[14] Norton and Faneca, supra, both dealt with civil suits against petitioner and others growing out of the incidents at Oxford and the University of Mississippi with which we are here concerned. The allegations in the complaint in Faneca are strikingly parallel to those made by the indictment in this case. The plaintiff there alleged that the wrongful and negligent firing of tear gas into the crowd provoked the riot; that gas projectiles were fired at him wilfully, intentionally and purposefully, under the instructions of petitioner and the other individual defendants in that case. In Norton, plaintiffs alleged that they were unlawfully and maliciously arrested without probable cause, maliciously detained without charges and abused and mistreated during their detention. The Court of Appeals held in both cases that suit was barred under the doctrine of "official immunity." The dissent, concurring with the majority in regard to alleged wrongful and negligent acts on the part of individual defendants, urged that the doctrine should not extend to conduct which was alleged to be wilful, intentional and purposeful. These cases strengthen this court's position in the case at bar. For, although the two cases involved were private civil actions, the principle governing there, philosophically at least, applies equally to this case. In quoting from Ove Gustavsson Contracting Co. v. Floete, 299 F.2d 655 (2 Cir. 1962), certiorari denied 374 U.S. 827, 83 S. Ct. 1862, 10 L. Ed. 2d 1050, the Court of Appeals approved the proposition that it is necessary "that the government official be free to make (judgments and decisions) without fear or threat of vexatious or fictitious suits and alleged personal liability." It cannot be denied that criminal action by the state is, obviously, more vexatious and more likely to inhibit free judgment and decision making by government officials than is a private civil suit. Hence, it follows that the principle reaffirmed in those two cases carries to this one as well. As the court there stated, "the protection of the public interest" requires "shielding responsible government officers against the harassment and inevitable hazards of vindictive or ill founded (actions) based on acts done in the exercise of their official responsibilites." Norton makes plain that unless there are "specific facts showing that there was a genuine issue for trial as to whether (petitioner was) acting within the line and scope of (his) official duties" summary judgment should be granted here. In Faneca, although the court was dealing specifically with whether or not the exception in 28 U.S.C. § 2680(a) applied to a claim asserted under the Federal Tort Claims Act (28 U.S.C. § 1346(b)), it used language which is apt here:

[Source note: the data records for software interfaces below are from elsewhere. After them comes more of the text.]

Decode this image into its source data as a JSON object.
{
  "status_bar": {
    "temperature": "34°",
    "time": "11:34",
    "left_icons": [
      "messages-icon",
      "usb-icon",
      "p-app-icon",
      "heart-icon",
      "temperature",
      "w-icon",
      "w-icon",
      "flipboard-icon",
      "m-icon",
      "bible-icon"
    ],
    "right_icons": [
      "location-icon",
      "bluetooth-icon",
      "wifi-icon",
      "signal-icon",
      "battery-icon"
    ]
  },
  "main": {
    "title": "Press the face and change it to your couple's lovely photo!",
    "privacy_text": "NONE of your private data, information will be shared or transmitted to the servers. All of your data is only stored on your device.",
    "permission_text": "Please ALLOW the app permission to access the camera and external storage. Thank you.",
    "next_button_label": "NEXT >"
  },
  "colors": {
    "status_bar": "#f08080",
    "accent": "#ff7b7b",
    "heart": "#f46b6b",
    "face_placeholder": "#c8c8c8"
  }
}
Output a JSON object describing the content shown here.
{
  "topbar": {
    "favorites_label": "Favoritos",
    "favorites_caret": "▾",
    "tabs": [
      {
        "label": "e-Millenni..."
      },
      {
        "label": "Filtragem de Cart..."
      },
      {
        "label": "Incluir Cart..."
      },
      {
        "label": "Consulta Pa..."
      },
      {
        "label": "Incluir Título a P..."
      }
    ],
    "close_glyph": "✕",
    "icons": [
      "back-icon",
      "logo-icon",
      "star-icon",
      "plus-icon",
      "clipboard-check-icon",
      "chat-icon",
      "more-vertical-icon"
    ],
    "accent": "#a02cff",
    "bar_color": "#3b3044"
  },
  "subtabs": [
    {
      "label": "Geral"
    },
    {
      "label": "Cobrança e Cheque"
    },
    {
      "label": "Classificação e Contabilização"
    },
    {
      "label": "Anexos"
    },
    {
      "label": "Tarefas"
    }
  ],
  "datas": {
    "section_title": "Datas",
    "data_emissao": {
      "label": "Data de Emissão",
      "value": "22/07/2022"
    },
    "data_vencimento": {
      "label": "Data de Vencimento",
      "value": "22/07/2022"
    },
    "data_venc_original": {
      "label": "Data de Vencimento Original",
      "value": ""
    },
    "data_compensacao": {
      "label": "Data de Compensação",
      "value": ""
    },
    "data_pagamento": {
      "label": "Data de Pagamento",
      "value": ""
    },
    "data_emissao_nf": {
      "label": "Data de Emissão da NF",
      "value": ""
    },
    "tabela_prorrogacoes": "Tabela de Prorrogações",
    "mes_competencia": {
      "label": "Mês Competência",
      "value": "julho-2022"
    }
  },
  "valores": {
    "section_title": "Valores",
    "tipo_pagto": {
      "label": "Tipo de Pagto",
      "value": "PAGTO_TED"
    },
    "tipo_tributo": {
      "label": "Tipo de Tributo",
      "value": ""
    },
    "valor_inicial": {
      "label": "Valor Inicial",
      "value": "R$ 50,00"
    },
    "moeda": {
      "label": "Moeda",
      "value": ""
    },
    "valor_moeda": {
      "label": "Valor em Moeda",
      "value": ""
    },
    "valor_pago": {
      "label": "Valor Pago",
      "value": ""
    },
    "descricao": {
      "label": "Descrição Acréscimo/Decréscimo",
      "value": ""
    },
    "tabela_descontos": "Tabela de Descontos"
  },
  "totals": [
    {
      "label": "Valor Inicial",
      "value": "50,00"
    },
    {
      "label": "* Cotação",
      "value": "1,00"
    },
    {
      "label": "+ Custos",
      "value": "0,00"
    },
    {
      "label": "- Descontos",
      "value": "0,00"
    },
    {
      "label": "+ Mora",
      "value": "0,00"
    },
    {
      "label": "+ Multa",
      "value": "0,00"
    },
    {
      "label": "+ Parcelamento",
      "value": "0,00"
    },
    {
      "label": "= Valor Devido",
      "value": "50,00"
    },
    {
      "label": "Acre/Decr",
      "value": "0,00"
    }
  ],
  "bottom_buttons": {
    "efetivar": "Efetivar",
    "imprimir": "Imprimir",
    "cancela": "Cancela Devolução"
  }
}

"Just as the tasks of carrying out the orders of this Court and of handling an unruly mob are among the responsibilities of the Chief Marshal and the Deputy Attorney General, so is the choice of means for performing these tasks peculiarly within their discretion." (Emphasis added.)

In short, it would appear that the Court of Appeals in those cases went a long way toward destroying any contention that, on the facts of this case, habeas corpus does not lie. Even the dissent supports the position that habeas corpus should be summarily granted in this case. In the dissenting view it is only conduct which is malicious, or wilful, intentional and purposeful which precludes the application of the doctrine of official immunity. There is no evidence in this case on the part of respondent through his affiants that petitioner acted maliciously, or that he wilfully, intentionally and purposefully sought to cause the riot. Instead, the gist of respondent's claim is that the riot was caused because petitioner and the personnel under his command "blundered."